Smart is similar. There the note was also non-recourse. The deed of trust said taxes "shall be payable," but added, "in like manner with the other indebtedness herein mentioned...." That other indebtedness was naturally the note, which the deed of trust emphasized was non-recourse. A unanimous court found no contractual basis for personal liability. 597 S.W.2d at 337.
Applying these principles to the case at bar, we find a non-recourse note as well as a deed of trust which requires payment of property taxes.
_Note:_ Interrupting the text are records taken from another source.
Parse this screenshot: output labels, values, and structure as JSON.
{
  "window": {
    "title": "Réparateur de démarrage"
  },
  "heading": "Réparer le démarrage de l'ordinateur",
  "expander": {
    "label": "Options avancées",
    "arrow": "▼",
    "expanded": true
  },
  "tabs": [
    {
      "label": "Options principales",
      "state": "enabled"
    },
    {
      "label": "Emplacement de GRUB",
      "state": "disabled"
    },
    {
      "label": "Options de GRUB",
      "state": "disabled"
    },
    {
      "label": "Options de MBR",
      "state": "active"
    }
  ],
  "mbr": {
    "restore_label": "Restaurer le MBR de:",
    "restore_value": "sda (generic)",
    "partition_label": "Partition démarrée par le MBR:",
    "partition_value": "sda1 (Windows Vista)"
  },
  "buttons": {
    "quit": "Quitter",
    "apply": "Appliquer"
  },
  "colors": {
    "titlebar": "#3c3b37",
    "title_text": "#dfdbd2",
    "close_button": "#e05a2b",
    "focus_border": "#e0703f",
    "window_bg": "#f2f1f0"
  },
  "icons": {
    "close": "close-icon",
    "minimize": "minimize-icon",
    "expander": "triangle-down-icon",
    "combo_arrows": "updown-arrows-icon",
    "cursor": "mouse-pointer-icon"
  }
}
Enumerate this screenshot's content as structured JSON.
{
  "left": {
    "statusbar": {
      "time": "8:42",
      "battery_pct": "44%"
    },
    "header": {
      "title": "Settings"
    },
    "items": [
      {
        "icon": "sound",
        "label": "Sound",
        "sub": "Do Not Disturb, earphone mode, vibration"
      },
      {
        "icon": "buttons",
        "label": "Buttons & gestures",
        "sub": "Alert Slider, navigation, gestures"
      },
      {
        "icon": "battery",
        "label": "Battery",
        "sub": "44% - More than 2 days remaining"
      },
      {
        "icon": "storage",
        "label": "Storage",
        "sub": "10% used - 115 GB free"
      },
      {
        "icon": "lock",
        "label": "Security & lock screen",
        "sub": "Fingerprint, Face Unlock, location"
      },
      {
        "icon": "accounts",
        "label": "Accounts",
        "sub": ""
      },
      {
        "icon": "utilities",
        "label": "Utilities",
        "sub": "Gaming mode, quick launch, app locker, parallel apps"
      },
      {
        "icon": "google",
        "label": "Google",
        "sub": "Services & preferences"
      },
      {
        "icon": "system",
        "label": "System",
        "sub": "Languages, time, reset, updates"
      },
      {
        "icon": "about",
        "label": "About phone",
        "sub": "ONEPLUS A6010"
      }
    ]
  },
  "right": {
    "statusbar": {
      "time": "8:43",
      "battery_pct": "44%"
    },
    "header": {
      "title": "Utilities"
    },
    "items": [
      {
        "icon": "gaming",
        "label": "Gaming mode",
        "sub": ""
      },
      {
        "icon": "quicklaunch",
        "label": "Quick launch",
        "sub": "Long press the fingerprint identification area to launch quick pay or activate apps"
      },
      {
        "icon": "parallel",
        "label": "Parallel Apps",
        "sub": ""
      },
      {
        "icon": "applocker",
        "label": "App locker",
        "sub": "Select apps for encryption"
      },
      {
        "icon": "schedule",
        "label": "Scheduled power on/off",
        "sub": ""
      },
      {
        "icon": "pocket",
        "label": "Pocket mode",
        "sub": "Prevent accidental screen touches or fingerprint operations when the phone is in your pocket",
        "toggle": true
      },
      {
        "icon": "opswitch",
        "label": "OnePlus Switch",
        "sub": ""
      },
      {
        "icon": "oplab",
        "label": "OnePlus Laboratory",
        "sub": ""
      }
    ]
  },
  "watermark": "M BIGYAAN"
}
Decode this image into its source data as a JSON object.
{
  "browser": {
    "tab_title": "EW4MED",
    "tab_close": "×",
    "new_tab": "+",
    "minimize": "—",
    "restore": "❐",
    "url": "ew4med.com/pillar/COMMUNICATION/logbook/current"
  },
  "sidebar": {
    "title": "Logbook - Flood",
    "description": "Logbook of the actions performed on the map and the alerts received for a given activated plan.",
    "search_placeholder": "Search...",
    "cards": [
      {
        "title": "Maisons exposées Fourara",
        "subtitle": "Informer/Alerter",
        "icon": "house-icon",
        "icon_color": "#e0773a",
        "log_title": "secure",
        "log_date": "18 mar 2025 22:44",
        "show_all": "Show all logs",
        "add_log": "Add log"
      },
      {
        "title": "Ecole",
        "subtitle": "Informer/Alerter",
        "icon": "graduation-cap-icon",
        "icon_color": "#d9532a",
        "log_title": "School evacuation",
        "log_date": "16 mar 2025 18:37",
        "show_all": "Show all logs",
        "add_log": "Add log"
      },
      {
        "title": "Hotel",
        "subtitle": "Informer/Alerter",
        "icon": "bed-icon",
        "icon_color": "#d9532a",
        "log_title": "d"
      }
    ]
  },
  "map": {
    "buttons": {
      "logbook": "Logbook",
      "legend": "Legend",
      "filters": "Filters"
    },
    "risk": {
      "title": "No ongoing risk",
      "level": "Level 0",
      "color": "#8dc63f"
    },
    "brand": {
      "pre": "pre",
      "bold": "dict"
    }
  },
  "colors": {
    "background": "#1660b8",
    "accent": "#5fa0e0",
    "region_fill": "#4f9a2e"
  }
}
Here the note states:
(Emphasis added). The deed of trust provides for payment of ad valorem taxes:
In addition, the deed of trust defines the debt in its first two sentences:
In support of the judgment for ad valorem taxes it is argued that the phrase "at Borrower's expense" means what it says, and that the deed of trust thereby creates an independent obligation having nothing to do with the non-recourse note. Although the question is a close one, we cannot agree. The supreme court has said a "clear promise" is needed, and the language appearing above is cloudier than it is clear. If this dragnet clause was meant to preserve the right to reimbursement for delinquent property taxes, it surely said so
We affirm that part of the judgment finding liability on the Guaranty as to appellant Katz but reverse and remand the part which disposed of his counterclaims, and we modify the portion awarding reimbursement from Georgetown and ARP for property taxes so as to provide a take nothing judgment on those claims.